■ EXERCISE GOAL
All records need to be reproduced exactly. Keep every word as it is.

■ DATA RECORDS
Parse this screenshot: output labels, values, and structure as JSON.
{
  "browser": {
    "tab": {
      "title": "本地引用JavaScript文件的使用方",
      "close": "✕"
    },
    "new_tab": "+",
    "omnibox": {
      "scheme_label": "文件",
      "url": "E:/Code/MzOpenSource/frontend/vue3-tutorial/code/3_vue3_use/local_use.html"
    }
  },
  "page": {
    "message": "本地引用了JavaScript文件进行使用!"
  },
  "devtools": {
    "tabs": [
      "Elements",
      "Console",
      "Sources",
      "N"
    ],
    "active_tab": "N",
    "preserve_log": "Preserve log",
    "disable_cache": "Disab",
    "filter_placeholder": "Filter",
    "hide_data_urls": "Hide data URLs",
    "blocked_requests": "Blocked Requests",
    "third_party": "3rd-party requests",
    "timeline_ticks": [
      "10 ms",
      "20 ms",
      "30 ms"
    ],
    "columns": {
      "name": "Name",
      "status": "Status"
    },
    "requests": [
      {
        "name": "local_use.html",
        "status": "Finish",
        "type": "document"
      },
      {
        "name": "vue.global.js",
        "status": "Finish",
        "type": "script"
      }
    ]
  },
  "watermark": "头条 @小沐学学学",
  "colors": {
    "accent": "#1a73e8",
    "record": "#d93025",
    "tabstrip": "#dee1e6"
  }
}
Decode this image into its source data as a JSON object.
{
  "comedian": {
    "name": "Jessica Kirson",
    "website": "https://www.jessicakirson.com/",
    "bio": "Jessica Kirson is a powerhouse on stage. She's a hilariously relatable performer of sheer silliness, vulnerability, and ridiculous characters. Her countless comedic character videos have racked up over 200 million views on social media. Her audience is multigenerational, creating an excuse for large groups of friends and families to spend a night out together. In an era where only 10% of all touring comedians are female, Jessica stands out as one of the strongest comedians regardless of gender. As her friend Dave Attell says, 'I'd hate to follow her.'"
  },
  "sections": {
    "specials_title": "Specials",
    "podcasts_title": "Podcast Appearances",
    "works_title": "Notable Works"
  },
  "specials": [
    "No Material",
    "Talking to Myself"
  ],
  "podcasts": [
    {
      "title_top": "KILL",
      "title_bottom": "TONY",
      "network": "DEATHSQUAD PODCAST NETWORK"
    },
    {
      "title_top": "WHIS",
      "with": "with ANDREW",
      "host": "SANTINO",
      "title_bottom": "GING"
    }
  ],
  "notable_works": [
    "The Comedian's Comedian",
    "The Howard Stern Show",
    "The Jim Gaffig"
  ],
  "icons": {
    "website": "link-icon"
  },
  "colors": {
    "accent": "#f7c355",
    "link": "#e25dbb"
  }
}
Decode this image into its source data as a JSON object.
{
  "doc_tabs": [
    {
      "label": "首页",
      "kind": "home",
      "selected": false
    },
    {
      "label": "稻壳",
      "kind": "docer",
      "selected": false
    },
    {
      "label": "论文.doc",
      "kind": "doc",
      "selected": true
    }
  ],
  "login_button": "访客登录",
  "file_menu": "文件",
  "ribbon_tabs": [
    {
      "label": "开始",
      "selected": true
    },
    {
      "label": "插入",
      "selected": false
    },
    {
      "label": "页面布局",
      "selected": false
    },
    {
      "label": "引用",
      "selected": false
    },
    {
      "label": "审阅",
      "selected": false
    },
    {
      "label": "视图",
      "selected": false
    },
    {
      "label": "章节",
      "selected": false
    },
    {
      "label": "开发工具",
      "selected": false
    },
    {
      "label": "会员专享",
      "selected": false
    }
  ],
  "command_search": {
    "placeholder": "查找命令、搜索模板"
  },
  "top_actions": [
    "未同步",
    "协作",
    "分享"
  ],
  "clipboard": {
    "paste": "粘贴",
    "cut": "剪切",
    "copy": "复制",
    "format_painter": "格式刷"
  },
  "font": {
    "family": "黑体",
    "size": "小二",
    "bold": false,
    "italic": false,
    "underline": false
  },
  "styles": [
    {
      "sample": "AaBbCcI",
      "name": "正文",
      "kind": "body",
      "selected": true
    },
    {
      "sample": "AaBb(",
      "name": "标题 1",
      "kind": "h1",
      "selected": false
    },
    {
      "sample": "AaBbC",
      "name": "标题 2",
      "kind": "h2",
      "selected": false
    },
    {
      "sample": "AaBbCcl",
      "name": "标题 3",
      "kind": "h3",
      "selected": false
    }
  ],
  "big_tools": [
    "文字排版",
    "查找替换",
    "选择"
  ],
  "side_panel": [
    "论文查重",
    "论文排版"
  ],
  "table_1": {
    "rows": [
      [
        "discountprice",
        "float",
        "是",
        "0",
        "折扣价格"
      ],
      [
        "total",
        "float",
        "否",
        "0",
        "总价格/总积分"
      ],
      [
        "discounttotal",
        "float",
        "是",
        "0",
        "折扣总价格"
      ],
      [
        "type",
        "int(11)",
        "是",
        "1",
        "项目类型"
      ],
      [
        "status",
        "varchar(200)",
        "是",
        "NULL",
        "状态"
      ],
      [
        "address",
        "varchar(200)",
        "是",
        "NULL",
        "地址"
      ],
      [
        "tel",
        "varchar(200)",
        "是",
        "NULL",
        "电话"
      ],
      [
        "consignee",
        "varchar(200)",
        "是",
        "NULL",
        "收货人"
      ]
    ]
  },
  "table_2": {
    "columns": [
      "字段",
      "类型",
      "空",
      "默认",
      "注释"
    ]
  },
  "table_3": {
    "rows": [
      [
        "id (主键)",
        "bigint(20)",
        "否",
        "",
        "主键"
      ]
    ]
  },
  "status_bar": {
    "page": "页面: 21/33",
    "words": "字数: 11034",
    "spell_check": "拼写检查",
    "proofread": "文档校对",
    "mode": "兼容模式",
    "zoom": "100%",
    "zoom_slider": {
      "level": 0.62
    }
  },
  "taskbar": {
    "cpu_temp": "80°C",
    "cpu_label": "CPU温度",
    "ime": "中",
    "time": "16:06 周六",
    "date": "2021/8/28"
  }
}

■ WRITTEN RESPONSE
Parse this screenshot: output labels, values, and structure as JSON.
{
  "browser": {
    "tab": {
      "title": "本地引用JavaScript文件的使用方",
      "close": "✕"
    },
    "new_tab": "+",
    "omnibox": {
      "scheme_label": "文件",
      "url": "E:/Code/MzOpenSource/frontend/vue3-tutorial/code/3_vue3_use/local_use.html"
    }
  },
  "page": {
    "message": "本地引用了JavaScript文件进行使用!"
  },
  "devtools": {
    "tabs": [
      "Elements",
      "Console",
      "Sources",
      "N"
    ],
    "active_tab": "N",
    "preserve_log": "Preserve log",
    "disable_cache": "Disab",
    "filter_placeholder": "Filter",
    "hide_data_urls": "Hide data URLs",
    "blocked_requests": "Blocked Requests",
    "third_party": "3rd-party requests",
    "timeline_ticks": [
      "10 ms",
      "20 ms",
      "30 ms"
    ],
    "columns": {
      "name": "Name",
      "status": "Status"
    },
    "requests": [
      {
        "name": "local_use.html",
        "status": "Finish",
        "type": "document"
      },
      {
        "name": "vue.global.js",
        "status": "Finish",
        "type": "script"
      }
    ]
  },
  "watermark": "头条 @小沐学学学",
  "colors": {
    "accent": "#1a73e8",
    "record": "#d93025",
    "tabstrip": "#dee1e6"
  }
}
Decode this image into its source data as a JSON object.
{
  "comedian": {
    "name": "Jessica Kirson",
    "website": "https://www.jessicakirson.com/",
    "bio": "Jessica Kirson is a powerhouse on stage. She's a hilariously relatable performer of sheer silliness, vulnerability, and ridiculous characters. Her countless comedic character videos have racked up over 200 million views on social media. Her audience is multigenerational, creating an excuse for large groups of friends and families to spend a night out together. In an era where only 10% of all touring comedians are female, Jessica stands out as one of the strongest comedians regardless of gender. As her friend Dave Attell says, 'I'd hate to follow her.'"
  },
  "sections": {
    "specials_title": "Specials",
    "podcasts_title": "Podcast Appearances",
    "works_title": "Notable Works"
  },
  "specials": [
    "No Material",
    "Talking to Myself"
  ],
  "podcasts": [
    {
      "title_top": "KILL",
      "title_bottom": "TONY",
      "network": "DEATHSQUAD PODCAST NETWORK"
    },
    {
      "title_top": "WHIS",
      "with": "with ANDREW",
      "host": "SANTINO",
      "title_bottom": "GING"
    }
  ],
  "notable_works": [
    "The Comedian's Comedian",
    "The Howard Stern Show",
    "The Jim Gaffig"
  ],
  "icons": {
    "website": "link-icon"
  },
  "colors": {
    "accent": "#f7c355",
    "link": "#e25dbb"
  }
}
Decode this image into its source data as a JSON object.
{
  "doc_tabs": [
    {
      "label": "首页",
      "kind": "home",
      "selected": false
    },
    {
      "label": "稻壳",
      "kind": "docer",
      "selected": false
    },
    {
      "label": "论文.doc",
      "kind": "doc",
      "selected": true
    }
  ],
  "login_button": "访客登录",
  "file_menu": "文件",
  "ribbon_tabs": [
    {
      "label": "开始",
      "selected": true
    },
    {
      "label": "插入",
      "selected": false
    },
    {
      "label": "页面布局",
      "selected": false
    },
    {
      "label": "引用",
      "selected": false
    },
    {
      "label": "审阅",
      "selected": false
    },
    {
      "label": "视图",
      "selected": false
    },
    {
      "label": "章节",
      "selected": false
    },
    {
      "label": "开发工具",
      "selected": false
    },
    {
      "label": "会员专享",
      "selected": false
    }
  ],
  "command_search": {
    "placeholder": "查找命令、搜索模板"
  },
  "top_actions": [
    "未同步",
    "协作",
    "分享"
  ],
  "clipboard": {
    "paste": "粘贴",
    "cut": "剪切",
    "copy": "复制",
    "format_painter": "格式刷"
  },
  "font": {
    "family": "黑体",
    "size": "小二",
    "bold": false,
    "italic": false,
    "underline": false
  },
  "styles": [
    {
      "sample": "AaBbCcI",
      "name": "正文",
      "kind": "body",
      "selected": true
    },
    {
      "sample": "AaBb(",
      "name": "标题 1",
      "kind": "h1",
      "selected": false
    },
    {
      "sample": "AaBbC",
      "name": "标题 2",
      "kind": "h2",
      "selected": false
    },
    {
      "sample": "AaBbCcl",
      "name": "标题 3",
      "kind": "h3",
      "selected": false
    }
  ],
  "big_tools": [
    "文字排版",
    "查找替换",
    "选择"
  ],
  "side_panel": [
    "论文查重",
    "论文排版"
  ],
  "table_1": {
    "rows": [
      [
        "discountprice",
        "float",
        "是",
        "0",
        "折扣价格"
      ],
      [
        "total",
        "float",
        "否",
        "0",
        "总价格/总积分"
      ],
      [
        "discounttotal",
        "float",
        "是",
        "0",
        "折扣总价格"
      ],
      [
        "type",
        "int(11)",
        "是",
        "1",
        "项目类型"
      ],
      [
        "status",
        "varchar(200)",
        "是",
        "NULL",
        "状态"
      ],
      [
        "address",
        "varchar(200)",
        "是",
        "NULL",
        "地址"
      ],
      [
        "tel",
        "varchar(200)",
        "是",
        "NULL",
        "电话"
      ],
      [
        "consignee",
        "varchar(200)",
        "是",
        "NULL",
        "收货人"
      ]
    ]
  },
  "table_2": {
    "columns": [
      "字段",
      "类型",
      "空",
      "默认",
      "注释"
    ]
  },
  "table_3": {
    "rows": [
      [
        "id (主键)",
        "bigint(20)",
        "否",
        "",
        "主键"
      ]
    ]
  },
  "status_bar": {
    "page": "页面: 21/33",
    "words": "字数: 11034",
    "spell_check": "拼写检查",
    "proofread": "文档校对",
    "mode": "兼容模式",
    "zoom": "100%",
    "zoom_slider": {
      "level": 0.62
    }
  },
  "taskbar": {
    "cpu_temp": "80°C",
    "cpu_label": "CPU温度",
    "ime": "中",
    "time": "16:06 周六",
    "date": "2021/8/28"
  }
}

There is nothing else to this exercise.